[Data about app and page elements]
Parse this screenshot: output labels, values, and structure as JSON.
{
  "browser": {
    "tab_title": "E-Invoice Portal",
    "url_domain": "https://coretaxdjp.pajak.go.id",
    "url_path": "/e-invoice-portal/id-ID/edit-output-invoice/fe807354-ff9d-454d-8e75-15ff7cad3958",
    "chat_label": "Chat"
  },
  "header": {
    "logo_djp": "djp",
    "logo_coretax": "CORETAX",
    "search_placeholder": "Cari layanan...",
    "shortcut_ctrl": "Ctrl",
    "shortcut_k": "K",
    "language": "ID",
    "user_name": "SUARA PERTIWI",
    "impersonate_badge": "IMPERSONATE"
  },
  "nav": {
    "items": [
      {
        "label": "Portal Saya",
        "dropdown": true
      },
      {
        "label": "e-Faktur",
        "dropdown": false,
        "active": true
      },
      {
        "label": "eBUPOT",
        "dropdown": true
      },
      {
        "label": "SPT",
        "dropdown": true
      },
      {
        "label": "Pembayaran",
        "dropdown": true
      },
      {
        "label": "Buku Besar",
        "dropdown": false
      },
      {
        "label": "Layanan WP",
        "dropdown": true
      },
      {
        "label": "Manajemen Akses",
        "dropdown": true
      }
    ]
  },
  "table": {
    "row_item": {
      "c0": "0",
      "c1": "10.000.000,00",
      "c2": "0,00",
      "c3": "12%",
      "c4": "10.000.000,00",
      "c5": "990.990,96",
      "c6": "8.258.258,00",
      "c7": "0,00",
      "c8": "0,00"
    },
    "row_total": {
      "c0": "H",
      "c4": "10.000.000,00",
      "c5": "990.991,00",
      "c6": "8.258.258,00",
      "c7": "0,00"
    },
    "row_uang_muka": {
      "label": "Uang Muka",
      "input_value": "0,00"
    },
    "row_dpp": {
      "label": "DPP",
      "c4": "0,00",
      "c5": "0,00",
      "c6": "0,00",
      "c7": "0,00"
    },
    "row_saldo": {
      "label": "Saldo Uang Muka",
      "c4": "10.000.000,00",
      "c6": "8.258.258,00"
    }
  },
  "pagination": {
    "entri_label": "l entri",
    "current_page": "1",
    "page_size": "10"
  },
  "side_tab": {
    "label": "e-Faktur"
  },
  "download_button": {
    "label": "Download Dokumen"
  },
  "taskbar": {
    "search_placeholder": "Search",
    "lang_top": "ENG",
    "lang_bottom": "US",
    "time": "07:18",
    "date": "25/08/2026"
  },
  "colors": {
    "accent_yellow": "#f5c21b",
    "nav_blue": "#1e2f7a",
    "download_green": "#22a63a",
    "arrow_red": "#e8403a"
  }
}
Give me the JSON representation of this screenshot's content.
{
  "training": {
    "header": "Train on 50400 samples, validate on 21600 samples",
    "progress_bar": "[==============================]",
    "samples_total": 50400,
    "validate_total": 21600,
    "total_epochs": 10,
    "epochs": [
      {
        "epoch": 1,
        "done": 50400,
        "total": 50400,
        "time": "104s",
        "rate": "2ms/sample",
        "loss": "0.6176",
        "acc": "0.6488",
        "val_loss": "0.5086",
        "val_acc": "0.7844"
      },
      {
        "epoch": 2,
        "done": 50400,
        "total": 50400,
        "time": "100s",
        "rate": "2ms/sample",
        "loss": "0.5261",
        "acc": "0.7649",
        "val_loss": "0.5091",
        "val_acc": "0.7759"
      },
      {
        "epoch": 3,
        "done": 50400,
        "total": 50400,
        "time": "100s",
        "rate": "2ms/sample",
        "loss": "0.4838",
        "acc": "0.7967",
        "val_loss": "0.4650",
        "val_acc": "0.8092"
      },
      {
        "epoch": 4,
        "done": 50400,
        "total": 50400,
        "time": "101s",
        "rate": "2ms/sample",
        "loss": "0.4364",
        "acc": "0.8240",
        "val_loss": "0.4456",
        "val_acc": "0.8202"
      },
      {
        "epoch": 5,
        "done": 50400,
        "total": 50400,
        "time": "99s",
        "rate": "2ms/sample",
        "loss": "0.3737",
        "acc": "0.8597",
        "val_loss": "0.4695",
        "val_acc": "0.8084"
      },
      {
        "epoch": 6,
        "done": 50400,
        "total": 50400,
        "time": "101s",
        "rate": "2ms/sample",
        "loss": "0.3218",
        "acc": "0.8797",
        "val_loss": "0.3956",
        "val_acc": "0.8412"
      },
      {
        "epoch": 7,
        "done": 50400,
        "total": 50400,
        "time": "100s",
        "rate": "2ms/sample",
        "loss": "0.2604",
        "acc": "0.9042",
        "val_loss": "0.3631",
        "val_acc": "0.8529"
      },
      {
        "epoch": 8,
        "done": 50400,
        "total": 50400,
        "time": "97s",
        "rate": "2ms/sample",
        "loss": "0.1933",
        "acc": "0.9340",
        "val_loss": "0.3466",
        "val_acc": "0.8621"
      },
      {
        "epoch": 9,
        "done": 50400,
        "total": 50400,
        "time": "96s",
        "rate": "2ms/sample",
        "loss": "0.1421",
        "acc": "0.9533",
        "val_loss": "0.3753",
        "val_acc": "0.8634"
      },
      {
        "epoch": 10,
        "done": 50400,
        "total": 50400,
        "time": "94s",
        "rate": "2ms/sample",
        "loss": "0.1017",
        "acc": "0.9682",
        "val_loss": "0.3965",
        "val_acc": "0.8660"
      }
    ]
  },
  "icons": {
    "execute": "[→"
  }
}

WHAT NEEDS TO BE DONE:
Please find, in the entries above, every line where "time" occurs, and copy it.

ANSWER AREA:
    "time": "07:18",
        "time": "104s",
        "time": "100s",
        "time": "100s",
        "time": "101s",
        "time": "99s",
        "time": "101s",
        "time": "100s",
        "time": "97s",
        "time": "96s",
        "time": "94s",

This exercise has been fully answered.